Like my colleague Stephen Glenn, I too found Alex Neil's comments about seeking an alternative to the Lloyds-TSB deal for HBOS to be extraordinary.
Stephen's comments are well made and I would only add that yet again the Gnats are more concerned with largely symbolic issues rather than the realities of financial regulation and ownership. Let's face it: as a publicly-quoted company, HBOS's ownership hasn't been in exclusively Scottish hands for some time. Why should a collection of the Scottish banking great and good necessarily be a better option to run HBOS than Lloyds-TSB? There's no particular reason to think it would be, especially as HBOS's chairman says that the Lloyds deal is the only one in town.
If I were being uncharitable, I could point out a marked contrast between the Gnats' attitudes towards an English-based firm wanting to take over a Scottish institution and their rolling over in the face of Donald Trump's blandishments. The difference wouldn't be anything to do with anti-English prejudice, would it?
And we also need to be clear about why the Lloyds-TSB takeover makes sense. HBOS got itself into the position it did as a result of irresponsible lending, which made it more vulnerable when things turned bad. In contrast, L-TSB had far less involvement in the credit mania, making it an ideal partner to ride to the rescue of HBOS.
But the whole issue does raise wider questions than just the future of one particular bank. In particular, would Scotland be in a position to carry out effective financial regulation if it ever became independent, as favoured by Alex Neil and Alex Salmond?
I suspect not. For a start, an independent Scotland would need to set up its own central bank, its own FSA, its own Competition Commission, its own Stock Exchange and so on, all of which would come at a cost.

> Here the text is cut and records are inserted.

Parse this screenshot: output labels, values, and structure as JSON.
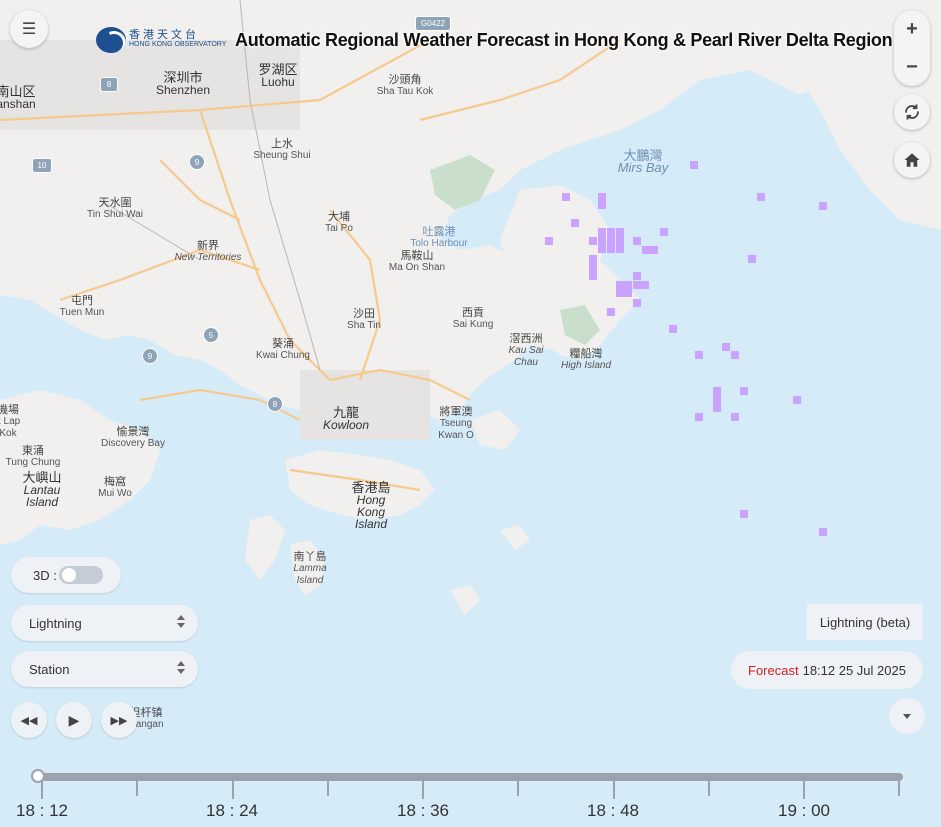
{
  "header": {
    "title": "Automatic Regional Weather Forecast in Hong Kong & Pearl River Delta Region",
    "logo_zh": "香港天文台",
    "logo_en": "HONG KONG OBSERVATORY"
  },
  "map_labels": [
    {
      "zh": "深圳市",
      "en": "Shenzhen"
    },
    {
      "zh": "罗湖区",
      "en": "Luohu"
    },
    {
      "zh": "沙頭角",
      "en": "Sha Tau Kok"
    },
    {
      "zh": "上水",
      "en": "Sheung Shui"
    },
    {
      "zh": "天水圍",
      "en": "Tin Shui Wai"
    },
    {
      "zh": "大埔",
      "en": "Tai Po"
    },
    {
      "zh": "新界",
      "en": "New Territories"
    },
    {
      "zh": "吐露港",
      "en": "Tolo Harbour"
    },
    {
      "zh": "馬鞍山",
      "en": "Ma On Shan"
    },
    {
      "zh": "屯門",
      "en": "Tuen Mun"
    },
    {
      "zh": "沙田",
      "en": "Sha Tin"
    },
    {
      "zh": "西貢",
      "en": "Sai Kung"
    },
    {
      "zh": "葵涌",
      "en": "Kwai Chung"
    },
    {
      "zh": "滘西洲",
      "en": "Kau Sai Chau"
    },
    {
      "zh": "糧船灣",
      "en": "High Island"
    },
    {
      "zh": "大鵬灣",
      "en": "Mirs Bay"
    },
    {
      "zh": "九龍",
      "en": "Kowloon"
    },
    {
      "zh": "將軍澳",
      "en": "Tseung Kwan O"
    },
    {
      "zh": "愉景灣",
      "en": "Discovery Bay"
    },
    {
      "zh": "東涌",
      "en": "Tung Chung"
    },
    {
      "zh": "大嶼山",
      "en": "Lantau Island"
    },
    {
      "zh": "梅窩",
      "en": "Mui Wo"
    },
    {
      "zh": "香港島",
      "en": "Hong Kong Island"
    },
    {
      "zh": "南丫島",
      "en": "Lamma Island"
    },
    {
      "zh": "担杆镇",
      "en": "Dangan"
    },
    {
      "zh": "南山区",
      "en": "anshan"
    },
    {
      "zh": "機場",
      "en": "k Lap"
    },
    {
      "zh": "",
      "en": "Kok"
    }
  ],
  "road_shields": [
    "G0422",
    "10",
    "9",
    "9",
    "5",
    "8",
    "8"
  ],
  "controls": {
    "menu_icon": "hamburger-icon",
    "zoom_in": "+",
    "zoom_out": "−",
    "toggle_3d_label": "3D :",
    "layer_select": "Lightning",
    "station_select": "Station",
    "layer_badge": "Lightning (beta)",
    "forecast_word": "Forecast",
    "forecast_time": "18:12 25 Jul 2025"
  },
  "timeline": {
    "labels": [
      "18 : 12",
      "18 : 24",
      "18 : 36",
      "18 : 48",
      "19 : 00"
    ],
    "current_fraction": 0
  },
  "colors": {
    "lightning": "#c9a3ff",
    "forecast_red": "#d11d1d",
    "sea": "#d6ebf8",
    "land": "#f1f0ee"
  }
}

And even if the cost issue weren't there, would an independent Scotland really have the clout to act if, at some point in the future, the Royal Bank of Scotland wanted to take over the Clydesdale Bank, for instance? I doubt it.
The current crisis does show the need for effective regulation of the financial sector, but I think it shows why that regulation should be international in nature. Independence would not only be ineffective in dealing with the issue, it would also be potentially damaging.

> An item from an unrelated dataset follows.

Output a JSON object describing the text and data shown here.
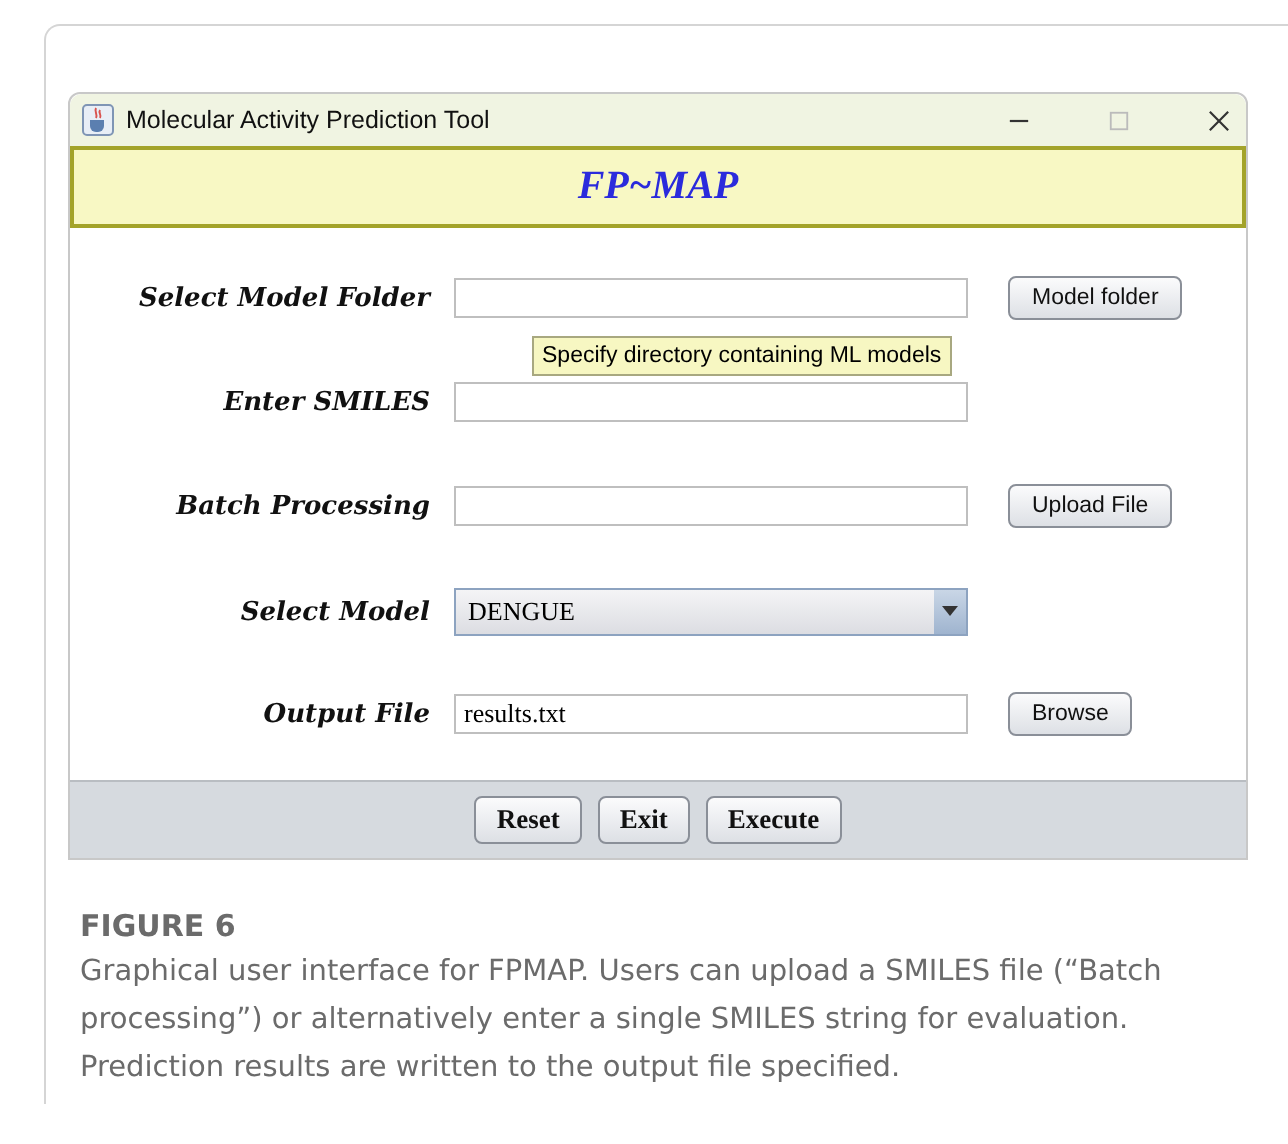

Recommended Lib Dem blogs and websites
- Andrew Reeves
- Caron's Musings
- Charlotte Gore
- Cicero's Songs
- Cllr Debra Storr
- Councillor Alex Graham
- David Boyle
- Duncan Borrowman
- Fraser MacPherson
- Freedom Central
- Himmelgarten Cafe
- Jock Coats
- John Hemming MP
- Lib Dem Blogs Aggregated
- Lib Dem Voice
- Liberal Burblings
- Liberal Bureaucracy
- Liberal England
- Love and Liberty
- Lynne Featherstone MP
- Mark Reckons
- Millennium Elephant
- Norfolk Blogger
- Peter Black AM
- Quaequam Blog!
- Sara Bedford
- Scottish Liberal Democrats
- Social Liberal Forum
- Stephen Glenn
- Steve Webb MP
- The People's Republic of Mortimer
- UK Liberal Democrats
Other good political sites
Miscellaneous non-political sites
- ► 2009 (111)
- Success for Gurkha justice campaign
- The losers from the bail-out vote
- Honours even in first debate
- Ready, aim at foot, fire!
- Gnats keep undermining local democracy
- More bad news for McCain
- Your chance to interview Tavish Scott
- What's McCain scared of?
- Spending more time with the family
- Gnats in bed with some other complete bankers
- Can liberals get a fair deal from the media?
- Nick Clegg: what a terrific speech
- Nick Clegg conference speech bingo
- Can we cut taxes? And if so, how?
- Chris Huhne on top form
- Lib Dems against open justice
- Make It Happen: the right result, but...
- Nick Clegg has the answers
- A decent debut from Tavish
- Scottish Labour goes Gray
- The People's Republic rules!
- The musical guessing meme
- A terrible speech from McCain
- Cathy Jamieson: brain literally the size of a pea
- Can Salmond stop the posturing?
- Everyone's a hockey mum
- The price is wrong
- ▼ September (27)